Check each line of the listing below for the string "date", then give only the number of lines where it occurs.
========================================
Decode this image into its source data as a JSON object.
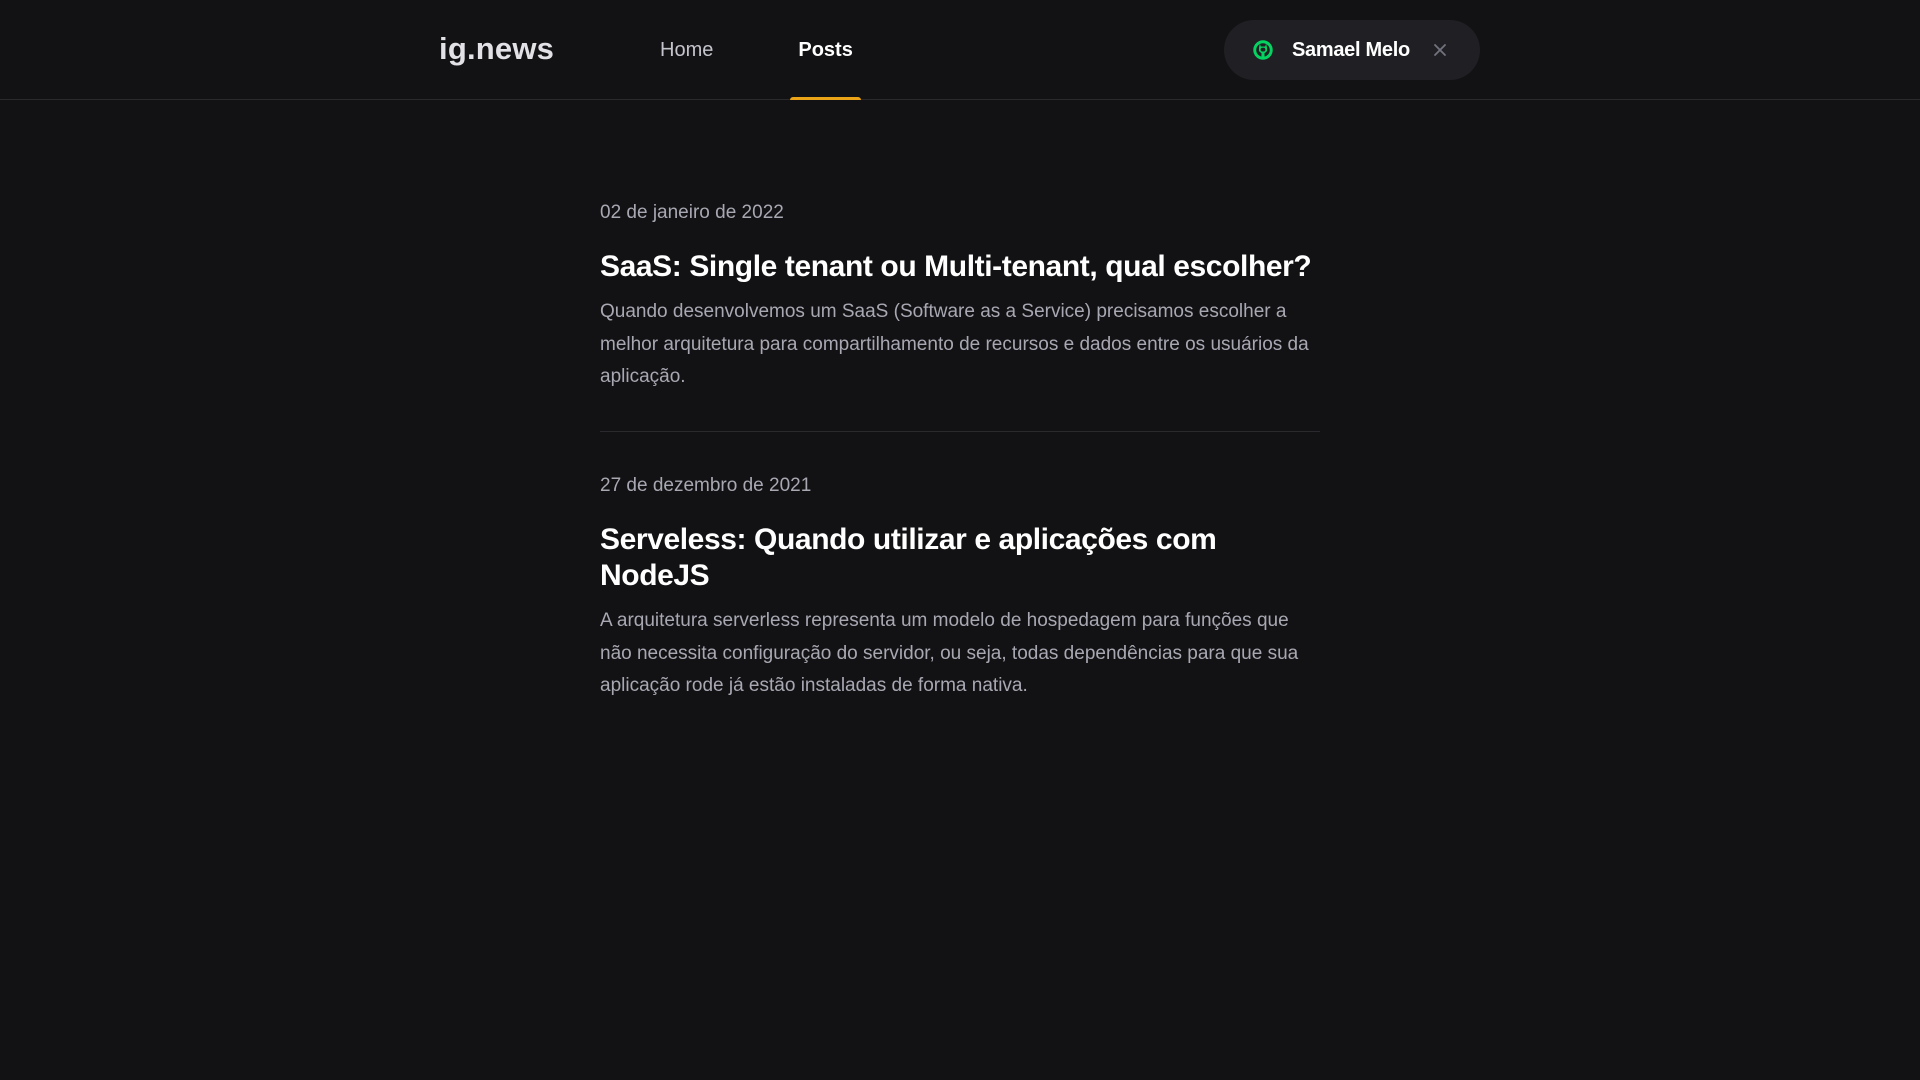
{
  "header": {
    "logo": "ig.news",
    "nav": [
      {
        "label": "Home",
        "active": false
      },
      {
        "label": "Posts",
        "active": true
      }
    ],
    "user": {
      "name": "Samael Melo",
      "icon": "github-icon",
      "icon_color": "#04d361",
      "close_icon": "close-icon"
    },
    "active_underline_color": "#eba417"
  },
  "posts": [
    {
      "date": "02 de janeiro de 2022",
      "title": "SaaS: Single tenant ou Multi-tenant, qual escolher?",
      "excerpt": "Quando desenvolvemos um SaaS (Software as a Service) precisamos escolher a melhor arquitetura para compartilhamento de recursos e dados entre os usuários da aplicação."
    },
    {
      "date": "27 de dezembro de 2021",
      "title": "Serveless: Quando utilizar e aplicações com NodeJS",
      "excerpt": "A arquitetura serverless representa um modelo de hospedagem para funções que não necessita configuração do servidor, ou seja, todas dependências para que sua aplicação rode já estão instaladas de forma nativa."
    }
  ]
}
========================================
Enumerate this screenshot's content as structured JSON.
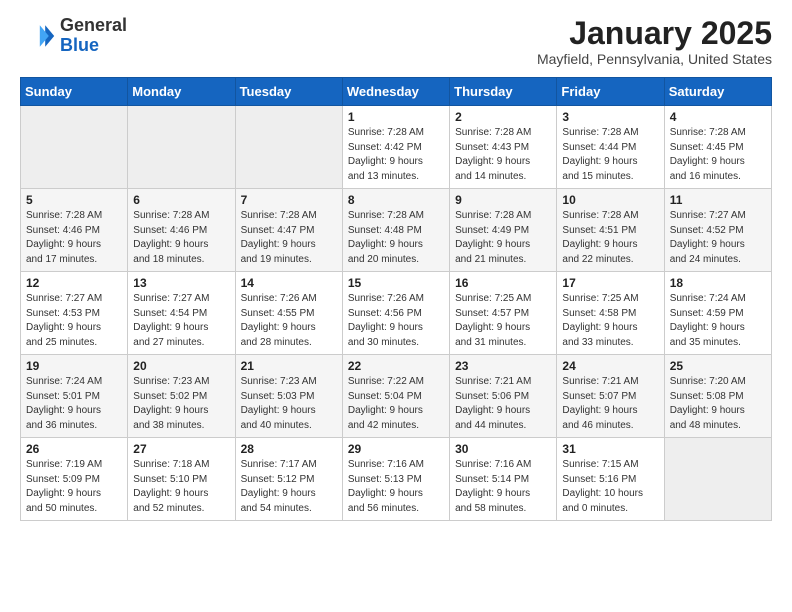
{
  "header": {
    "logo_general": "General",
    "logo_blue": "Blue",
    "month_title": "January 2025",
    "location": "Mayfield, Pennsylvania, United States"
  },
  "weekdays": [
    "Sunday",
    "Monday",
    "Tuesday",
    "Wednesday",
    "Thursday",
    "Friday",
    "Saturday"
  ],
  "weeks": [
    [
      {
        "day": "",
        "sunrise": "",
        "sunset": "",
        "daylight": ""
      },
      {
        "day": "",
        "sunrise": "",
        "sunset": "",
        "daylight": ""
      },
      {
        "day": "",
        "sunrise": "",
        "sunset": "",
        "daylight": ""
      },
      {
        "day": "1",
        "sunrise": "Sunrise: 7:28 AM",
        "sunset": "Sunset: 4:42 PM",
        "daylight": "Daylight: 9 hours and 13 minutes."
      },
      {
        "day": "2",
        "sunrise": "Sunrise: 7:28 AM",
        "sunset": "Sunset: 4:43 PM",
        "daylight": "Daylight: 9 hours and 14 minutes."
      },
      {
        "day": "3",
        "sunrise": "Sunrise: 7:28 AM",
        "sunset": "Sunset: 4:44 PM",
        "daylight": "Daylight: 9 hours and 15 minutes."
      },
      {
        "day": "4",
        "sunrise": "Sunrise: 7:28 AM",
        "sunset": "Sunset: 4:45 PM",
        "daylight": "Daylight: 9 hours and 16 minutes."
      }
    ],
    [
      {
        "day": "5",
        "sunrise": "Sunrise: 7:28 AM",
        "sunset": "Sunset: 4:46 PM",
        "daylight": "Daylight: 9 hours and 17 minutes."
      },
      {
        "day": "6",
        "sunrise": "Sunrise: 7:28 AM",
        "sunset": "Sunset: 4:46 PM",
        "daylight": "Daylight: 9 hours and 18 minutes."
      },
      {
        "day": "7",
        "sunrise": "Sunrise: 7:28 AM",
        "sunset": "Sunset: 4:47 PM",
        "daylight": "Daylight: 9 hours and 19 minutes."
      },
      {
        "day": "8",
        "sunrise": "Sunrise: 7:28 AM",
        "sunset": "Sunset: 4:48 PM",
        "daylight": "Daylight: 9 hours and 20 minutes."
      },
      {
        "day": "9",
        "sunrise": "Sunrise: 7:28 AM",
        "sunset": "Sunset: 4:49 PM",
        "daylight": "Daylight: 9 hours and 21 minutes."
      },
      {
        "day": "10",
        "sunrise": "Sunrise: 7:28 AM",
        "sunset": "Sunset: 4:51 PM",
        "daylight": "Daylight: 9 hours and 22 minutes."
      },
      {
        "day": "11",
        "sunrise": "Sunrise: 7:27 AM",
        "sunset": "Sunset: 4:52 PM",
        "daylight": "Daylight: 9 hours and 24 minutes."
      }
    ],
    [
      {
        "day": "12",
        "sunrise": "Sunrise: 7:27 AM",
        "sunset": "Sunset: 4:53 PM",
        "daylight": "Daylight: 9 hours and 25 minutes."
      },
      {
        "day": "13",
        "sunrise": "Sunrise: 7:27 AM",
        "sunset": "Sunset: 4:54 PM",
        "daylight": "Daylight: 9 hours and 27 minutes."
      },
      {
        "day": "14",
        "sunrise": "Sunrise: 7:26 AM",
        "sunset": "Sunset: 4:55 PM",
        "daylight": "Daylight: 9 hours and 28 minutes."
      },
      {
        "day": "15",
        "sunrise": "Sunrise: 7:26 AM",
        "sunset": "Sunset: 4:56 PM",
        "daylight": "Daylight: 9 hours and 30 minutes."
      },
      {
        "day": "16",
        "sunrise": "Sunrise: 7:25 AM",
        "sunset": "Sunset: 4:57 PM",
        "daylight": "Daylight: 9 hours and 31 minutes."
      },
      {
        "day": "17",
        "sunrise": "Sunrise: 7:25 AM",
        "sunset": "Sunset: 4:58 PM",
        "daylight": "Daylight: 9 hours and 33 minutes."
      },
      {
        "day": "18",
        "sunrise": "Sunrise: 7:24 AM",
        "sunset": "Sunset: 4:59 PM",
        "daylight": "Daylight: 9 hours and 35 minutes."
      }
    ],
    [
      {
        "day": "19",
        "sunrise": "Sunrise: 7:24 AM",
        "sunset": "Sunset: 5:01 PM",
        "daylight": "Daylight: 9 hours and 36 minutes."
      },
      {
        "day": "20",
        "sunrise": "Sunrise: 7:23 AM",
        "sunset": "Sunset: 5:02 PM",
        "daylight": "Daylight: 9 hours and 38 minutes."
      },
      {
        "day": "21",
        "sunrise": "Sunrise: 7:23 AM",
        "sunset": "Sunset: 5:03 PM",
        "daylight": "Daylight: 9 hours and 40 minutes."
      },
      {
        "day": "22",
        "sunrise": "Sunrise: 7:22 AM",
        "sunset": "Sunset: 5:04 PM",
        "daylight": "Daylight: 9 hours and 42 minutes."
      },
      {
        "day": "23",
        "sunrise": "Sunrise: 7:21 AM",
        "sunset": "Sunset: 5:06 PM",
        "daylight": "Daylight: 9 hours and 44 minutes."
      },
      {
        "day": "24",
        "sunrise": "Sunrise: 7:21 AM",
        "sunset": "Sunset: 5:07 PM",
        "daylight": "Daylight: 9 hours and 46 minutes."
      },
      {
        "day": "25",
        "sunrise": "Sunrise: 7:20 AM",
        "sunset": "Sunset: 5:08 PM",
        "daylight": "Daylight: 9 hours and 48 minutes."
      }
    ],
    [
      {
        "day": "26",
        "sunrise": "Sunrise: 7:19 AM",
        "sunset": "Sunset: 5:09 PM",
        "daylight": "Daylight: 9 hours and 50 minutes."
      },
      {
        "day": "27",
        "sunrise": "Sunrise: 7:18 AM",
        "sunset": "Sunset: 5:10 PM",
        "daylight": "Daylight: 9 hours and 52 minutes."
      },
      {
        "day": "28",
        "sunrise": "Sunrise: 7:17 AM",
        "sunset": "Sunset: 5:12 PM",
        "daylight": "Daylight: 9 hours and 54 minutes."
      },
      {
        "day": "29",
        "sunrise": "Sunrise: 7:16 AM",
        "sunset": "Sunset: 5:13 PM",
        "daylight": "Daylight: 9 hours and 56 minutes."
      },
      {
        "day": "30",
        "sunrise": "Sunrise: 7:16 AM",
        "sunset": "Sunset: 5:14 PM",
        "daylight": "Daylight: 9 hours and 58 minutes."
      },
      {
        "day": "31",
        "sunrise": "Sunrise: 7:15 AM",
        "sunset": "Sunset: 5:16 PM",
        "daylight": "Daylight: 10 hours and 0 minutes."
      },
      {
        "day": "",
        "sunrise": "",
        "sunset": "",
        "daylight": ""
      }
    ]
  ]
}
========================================
**RESPONSE AREA**
2